I do not consider myself institutionalized, but community-dwelling, actively engaged socially, intellectually and civically. I am continuing the meaningful roles, social relations and lifestyle I had before paralysis. Being outside my facility, I am not isolated from my community. I have normalcy, critical to my self-worth and personhood.

Personal Strategies and Solutions

The strategies I use to empower myself, and to successfully navigate the nursing home system and be independent include research, legal awareness of both nursing home residents’ and disability rights, and articulating them in my day-to-day life. This has not been without backlash, as one nurse told me I’m spoiled and not following the rules. I also use disability community thinking — that it’s not an individual deficit, but the environment that disables, the importance of taking control, self-determination and self-advocacy. I reach out to, and learn from, individuals in my social network — friends and colleagues, lawyers, government officials, providers and advocates — who provide support and resources essential to my survival as an independent person. Without them I would feel intimidated. Patience and persistence are essential too.

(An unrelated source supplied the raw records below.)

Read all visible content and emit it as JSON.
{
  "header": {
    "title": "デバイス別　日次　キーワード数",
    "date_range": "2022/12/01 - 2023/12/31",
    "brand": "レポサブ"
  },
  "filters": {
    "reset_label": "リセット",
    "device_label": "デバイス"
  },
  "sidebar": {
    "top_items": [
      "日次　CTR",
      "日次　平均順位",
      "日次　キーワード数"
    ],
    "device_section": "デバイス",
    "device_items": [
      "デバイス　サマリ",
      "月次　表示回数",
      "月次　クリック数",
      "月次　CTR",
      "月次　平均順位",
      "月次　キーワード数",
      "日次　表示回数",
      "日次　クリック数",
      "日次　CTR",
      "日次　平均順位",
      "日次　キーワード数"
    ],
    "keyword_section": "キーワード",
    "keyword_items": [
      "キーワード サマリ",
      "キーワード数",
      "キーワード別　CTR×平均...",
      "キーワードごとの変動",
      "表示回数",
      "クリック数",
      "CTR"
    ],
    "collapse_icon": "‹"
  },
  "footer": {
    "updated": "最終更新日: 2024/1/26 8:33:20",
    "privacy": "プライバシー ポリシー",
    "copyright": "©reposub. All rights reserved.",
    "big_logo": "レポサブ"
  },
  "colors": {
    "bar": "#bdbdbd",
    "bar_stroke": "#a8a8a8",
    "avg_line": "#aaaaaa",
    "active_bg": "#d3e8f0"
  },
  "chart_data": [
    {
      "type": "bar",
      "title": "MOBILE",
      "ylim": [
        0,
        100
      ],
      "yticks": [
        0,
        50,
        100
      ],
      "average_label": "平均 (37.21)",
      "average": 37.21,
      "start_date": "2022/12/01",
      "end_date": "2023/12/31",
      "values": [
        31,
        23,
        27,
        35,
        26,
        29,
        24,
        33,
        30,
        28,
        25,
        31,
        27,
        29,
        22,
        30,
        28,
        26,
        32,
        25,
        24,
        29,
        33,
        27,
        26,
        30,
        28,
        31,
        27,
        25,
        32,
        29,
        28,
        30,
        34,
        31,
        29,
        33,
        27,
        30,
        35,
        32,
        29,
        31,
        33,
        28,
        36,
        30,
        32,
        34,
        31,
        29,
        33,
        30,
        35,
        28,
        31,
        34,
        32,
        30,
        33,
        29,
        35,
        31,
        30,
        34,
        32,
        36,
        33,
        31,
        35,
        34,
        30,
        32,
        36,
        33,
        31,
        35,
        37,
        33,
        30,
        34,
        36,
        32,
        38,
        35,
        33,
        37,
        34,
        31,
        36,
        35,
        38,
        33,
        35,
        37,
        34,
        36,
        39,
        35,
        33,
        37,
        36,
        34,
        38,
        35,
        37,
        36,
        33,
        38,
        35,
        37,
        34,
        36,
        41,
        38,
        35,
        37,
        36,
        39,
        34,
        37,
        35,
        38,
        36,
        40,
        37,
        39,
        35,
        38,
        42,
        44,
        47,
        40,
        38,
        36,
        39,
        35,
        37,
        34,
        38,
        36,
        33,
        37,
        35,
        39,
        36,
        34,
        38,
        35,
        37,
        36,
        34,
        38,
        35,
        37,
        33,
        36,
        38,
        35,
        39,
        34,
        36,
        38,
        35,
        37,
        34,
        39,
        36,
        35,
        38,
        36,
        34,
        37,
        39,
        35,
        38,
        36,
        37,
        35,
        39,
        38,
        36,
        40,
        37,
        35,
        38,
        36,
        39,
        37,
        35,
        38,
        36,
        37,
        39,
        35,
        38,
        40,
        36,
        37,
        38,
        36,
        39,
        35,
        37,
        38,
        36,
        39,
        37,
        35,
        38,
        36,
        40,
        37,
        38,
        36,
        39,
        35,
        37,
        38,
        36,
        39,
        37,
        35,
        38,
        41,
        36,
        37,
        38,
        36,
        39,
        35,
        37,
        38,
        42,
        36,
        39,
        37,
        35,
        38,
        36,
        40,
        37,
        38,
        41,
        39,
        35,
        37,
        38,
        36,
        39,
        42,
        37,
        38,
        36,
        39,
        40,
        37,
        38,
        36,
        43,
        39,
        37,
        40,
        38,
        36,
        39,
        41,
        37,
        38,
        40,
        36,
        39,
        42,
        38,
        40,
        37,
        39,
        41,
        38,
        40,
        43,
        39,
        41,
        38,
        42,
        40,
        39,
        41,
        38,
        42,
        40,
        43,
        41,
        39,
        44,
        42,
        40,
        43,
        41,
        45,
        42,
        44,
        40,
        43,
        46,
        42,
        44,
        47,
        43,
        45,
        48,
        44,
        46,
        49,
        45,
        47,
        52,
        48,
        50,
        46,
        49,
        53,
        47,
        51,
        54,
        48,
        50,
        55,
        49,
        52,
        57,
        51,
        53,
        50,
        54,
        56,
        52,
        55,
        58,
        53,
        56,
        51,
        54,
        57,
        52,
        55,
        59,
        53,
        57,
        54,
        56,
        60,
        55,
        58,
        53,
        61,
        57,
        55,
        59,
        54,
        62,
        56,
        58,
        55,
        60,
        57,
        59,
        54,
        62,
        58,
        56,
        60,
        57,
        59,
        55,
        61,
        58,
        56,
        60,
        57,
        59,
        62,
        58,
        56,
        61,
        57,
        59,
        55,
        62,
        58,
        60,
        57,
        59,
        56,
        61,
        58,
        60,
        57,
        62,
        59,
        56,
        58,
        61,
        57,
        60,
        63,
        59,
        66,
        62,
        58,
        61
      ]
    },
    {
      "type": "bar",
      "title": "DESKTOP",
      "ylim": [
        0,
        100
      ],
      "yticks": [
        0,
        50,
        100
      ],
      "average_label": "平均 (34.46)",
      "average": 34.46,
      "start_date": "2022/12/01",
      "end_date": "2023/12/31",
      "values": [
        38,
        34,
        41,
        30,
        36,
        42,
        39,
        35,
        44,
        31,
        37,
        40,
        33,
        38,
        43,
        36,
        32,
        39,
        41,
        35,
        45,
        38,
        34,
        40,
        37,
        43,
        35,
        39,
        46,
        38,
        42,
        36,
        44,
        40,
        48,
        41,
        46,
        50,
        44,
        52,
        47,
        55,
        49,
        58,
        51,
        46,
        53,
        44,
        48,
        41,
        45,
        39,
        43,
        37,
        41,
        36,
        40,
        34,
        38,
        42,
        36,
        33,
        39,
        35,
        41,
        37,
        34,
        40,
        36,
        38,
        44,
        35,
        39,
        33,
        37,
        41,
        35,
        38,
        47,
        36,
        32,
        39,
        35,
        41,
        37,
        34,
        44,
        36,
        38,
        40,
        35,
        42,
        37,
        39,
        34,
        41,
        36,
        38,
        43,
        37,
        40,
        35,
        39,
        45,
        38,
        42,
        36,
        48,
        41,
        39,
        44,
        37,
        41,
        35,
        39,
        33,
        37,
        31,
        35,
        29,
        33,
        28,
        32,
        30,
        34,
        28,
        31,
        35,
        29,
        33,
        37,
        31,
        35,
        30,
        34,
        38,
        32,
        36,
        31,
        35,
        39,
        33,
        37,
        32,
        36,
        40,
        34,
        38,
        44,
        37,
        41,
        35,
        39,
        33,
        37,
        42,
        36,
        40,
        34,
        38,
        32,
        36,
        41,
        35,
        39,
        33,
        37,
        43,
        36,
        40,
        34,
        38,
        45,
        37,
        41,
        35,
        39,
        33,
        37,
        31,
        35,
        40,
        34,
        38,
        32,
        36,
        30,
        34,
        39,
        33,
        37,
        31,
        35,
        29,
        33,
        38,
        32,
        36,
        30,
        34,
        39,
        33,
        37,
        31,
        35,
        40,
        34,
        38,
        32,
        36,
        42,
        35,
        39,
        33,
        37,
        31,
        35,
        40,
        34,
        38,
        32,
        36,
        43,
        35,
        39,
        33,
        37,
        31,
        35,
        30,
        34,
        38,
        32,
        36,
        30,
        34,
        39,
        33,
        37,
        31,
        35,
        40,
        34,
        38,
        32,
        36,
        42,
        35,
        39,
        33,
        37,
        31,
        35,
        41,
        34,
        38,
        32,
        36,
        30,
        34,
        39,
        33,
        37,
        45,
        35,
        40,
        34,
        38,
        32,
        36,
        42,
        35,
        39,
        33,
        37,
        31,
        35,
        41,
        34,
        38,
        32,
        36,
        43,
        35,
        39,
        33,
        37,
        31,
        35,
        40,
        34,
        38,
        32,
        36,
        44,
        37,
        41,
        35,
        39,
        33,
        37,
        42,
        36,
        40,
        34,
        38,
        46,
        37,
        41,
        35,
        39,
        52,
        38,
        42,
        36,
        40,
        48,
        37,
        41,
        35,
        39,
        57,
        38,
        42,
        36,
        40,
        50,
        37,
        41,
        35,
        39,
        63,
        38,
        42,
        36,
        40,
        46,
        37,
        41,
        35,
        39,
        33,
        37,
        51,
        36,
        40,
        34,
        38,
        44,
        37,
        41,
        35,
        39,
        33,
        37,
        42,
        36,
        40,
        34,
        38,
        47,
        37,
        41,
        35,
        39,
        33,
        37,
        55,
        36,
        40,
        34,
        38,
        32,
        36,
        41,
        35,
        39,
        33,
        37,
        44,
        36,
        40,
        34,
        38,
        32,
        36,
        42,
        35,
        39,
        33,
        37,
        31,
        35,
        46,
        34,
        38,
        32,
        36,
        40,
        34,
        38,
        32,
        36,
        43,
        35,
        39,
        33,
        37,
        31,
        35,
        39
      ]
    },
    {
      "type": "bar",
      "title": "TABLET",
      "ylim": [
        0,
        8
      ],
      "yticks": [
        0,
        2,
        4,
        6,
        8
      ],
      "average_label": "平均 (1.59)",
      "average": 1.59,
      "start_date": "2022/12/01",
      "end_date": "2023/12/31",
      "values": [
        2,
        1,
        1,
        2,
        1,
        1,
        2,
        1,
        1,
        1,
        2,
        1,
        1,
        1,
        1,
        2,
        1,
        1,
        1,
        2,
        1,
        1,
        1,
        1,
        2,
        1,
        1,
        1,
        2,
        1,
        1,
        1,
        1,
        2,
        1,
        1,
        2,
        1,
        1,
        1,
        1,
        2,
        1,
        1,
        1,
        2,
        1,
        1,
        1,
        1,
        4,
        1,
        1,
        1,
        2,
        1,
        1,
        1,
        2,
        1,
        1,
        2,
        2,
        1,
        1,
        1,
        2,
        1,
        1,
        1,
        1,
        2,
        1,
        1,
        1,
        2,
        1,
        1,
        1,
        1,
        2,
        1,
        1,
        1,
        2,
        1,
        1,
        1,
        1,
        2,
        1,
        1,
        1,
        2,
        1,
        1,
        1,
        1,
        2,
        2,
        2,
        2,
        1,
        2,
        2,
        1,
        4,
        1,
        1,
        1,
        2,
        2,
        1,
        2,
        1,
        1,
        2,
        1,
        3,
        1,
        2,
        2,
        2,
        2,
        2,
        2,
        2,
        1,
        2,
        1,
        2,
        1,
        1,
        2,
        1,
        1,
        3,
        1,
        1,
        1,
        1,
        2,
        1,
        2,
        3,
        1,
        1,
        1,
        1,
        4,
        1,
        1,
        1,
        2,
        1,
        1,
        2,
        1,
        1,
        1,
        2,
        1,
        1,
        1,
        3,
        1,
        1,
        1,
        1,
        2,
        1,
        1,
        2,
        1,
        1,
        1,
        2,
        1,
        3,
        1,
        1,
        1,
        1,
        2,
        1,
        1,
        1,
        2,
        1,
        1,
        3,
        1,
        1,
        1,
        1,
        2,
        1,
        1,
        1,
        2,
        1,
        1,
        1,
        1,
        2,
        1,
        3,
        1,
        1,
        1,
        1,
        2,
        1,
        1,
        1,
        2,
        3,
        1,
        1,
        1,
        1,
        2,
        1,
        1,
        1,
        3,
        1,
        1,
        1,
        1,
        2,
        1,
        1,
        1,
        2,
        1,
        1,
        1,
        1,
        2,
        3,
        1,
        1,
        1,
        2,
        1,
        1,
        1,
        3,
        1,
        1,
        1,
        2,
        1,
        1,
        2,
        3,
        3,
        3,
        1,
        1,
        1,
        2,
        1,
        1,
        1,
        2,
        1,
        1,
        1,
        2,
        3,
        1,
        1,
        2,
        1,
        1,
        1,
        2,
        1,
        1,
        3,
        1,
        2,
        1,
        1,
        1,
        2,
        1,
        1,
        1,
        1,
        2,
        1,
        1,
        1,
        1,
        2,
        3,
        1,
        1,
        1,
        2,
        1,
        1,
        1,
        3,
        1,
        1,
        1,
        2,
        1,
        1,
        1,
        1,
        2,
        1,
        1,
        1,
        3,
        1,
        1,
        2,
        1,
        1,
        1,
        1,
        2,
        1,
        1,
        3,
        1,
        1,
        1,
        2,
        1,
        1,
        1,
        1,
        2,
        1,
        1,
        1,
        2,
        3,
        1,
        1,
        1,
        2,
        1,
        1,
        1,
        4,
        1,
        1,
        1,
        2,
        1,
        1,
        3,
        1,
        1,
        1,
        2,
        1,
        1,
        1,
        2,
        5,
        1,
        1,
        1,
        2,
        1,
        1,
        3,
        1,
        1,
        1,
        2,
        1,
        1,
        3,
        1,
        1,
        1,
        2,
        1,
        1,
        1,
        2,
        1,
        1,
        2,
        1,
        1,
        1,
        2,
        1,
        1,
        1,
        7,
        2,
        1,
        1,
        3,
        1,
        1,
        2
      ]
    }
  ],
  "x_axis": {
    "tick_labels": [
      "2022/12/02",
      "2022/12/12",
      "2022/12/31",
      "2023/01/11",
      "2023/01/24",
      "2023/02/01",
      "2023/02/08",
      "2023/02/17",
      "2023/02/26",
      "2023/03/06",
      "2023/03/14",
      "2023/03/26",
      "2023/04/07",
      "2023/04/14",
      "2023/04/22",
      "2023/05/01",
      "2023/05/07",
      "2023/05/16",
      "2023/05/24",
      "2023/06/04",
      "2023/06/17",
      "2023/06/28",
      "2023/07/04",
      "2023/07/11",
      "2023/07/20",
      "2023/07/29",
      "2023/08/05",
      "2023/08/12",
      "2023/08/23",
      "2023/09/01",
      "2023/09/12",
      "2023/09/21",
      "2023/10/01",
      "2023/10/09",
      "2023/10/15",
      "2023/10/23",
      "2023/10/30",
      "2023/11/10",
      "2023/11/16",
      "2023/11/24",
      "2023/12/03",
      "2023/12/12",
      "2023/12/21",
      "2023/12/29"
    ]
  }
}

There are a thousand reasons not to live in a nursing facility. Facilities can inhibit independence and community integration, as they are complex organizations of people of varying skills, personalities and experiences. I do not think it is possible for staff to predict what each resident is maximally capable of. So residents and their representatives need to make requests, advocate, and fight relentlessly against obstacles, sometimes just saying “No!” Although no one intentionally kept me inside and made me a prisoner, that would have happened had I not been empowered and solved problems each step along the way.

In my particular case, the management of my facility is supportive of my life in the community by partnering with me. They do this with a schedule that makes my life pre­dictable, by having working lifts and internet access, and by paying for private transportation to speak at a conference. They also support me by valuing my work, with a framed picture in our reception area of me as an advocate, on the front page of the Boston Globe.

* “Total care” is a billing term under skilled nursing care meaning my functional needs approach total. I need to be washed, showered, dressed, positioned, transferred.  


About the Author

Penelope Shaw is an older adult —75 — with a disability who lives in a nursing home. Despite her disability, she has pursued a career as an educator, writer, disability advocate and advisor. She has become a respected voice for people with disabilities in the Boston, MA area and beyond. She testifies at committees of the Massachusetts Legislature, appears in local TV and radio news broadcasts, and interviews by The Boston Globe, the Braintree Forum, and the Associated Press. She is a professional writer, having published in peer-reviewed scholarly journals, newsletters and blogs. Her writing appears in an advocacy book, and on advocacy websites. The Administration for Community Living recognized her advocacy efforts by designating her an elder trailblazer for Older Americans Month 2016. She is affiliated with a wide range of policy-making bodies including the Disability Policy Consortium, the Massachusetts Executive Office of Elder Affairs, the Massachusetts Advocates for Nursing Home Reform, the Museum of Fine Arts, the Massachusetts General Hospital and the Institute for Human-Centered Design.

Ms. Shaw has a PhD in French Language and Literature with a specialization in psychology and literature. She taught French for several years, but most of her career she was an English Language Learning faculty member and administrator. She worked at the University of Michigan Ann Arbor, the College of the Virgin Islands/Peace Corps Training Camp, the Instituto de Estudios Superiores in Santo Domingo, Dominican Republic and in the Boston area — Boston University, UMass Boston and the Kennedy School of Government, Harvard University.